▶ **TASK BRIEF**
Look over the data below and give the number of lines containing the word "Worklist", with no other words.

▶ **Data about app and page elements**
'''
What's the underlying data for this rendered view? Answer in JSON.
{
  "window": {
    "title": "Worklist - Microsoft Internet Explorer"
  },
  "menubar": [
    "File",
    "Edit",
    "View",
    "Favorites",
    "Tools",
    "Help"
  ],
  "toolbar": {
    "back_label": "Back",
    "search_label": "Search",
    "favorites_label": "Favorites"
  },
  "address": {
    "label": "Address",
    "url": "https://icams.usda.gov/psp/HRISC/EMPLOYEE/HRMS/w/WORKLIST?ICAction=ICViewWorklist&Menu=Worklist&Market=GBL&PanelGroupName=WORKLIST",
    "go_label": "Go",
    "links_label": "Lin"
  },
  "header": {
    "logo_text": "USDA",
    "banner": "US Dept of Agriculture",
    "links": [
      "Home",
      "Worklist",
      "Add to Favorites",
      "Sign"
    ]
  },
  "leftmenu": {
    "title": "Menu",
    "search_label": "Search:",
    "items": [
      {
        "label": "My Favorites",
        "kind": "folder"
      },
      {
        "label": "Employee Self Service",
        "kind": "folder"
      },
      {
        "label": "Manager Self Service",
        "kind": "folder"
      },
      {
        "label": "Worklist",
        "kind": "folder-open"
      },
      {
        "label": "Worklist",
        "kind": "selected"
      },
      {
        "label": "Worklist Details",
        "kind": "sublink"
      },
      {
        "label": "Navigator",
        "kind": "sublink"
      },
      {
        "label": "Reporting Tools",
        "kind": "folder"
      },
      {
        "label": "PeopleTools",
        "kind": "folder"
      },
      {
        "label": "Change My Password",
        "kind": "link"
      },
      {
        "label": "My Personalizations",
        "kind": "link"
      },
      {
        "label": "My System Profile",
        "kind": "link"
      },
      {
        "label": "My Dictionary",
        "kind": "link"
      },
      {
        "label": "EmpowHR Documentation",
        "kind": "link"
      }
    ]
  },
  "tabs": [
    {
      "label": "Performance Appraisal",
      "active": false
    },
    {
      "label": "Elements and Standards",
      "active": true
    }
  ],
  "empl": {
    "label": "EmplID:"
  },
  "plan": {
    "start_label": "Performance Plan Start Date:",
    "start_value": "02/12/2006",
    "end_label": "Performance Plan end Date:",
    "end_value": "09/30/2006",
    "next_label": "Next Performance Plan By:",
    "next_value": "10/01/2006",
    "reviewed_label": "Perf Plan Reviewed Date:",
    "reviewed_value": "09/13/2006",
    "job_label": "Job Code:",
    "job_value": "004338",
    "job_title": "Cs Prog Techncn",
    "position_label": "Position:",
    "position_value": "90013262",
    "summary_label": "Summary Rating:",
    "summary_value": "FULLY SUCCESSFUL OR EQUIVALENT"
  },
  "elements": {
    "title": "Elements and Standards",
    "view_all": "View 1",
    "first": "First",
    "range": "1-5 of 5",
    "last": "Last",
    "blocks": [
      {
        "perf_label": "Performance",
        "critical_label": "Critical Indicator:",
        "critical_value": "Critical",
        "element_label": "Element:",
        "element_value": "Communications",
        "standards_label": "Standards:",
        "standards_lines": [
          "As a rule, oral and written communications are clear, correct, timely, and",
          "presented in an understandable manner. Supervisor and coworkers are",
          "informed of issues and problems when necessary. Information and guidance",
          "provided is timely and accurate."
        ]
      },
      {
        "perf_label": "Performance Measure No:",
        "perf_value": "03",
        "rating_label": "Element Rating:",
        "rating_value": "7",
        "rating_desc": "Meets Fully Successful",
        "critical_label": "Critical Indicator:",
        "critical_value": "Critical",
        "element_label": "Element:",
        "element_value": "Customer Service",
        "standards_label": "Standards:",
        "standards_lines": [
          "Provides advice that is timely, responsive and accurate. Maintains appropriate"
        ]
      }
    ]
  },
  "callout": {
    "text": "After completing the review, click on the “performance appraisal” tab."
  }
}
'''
▶ **ANSWER TO THIS TASK**
6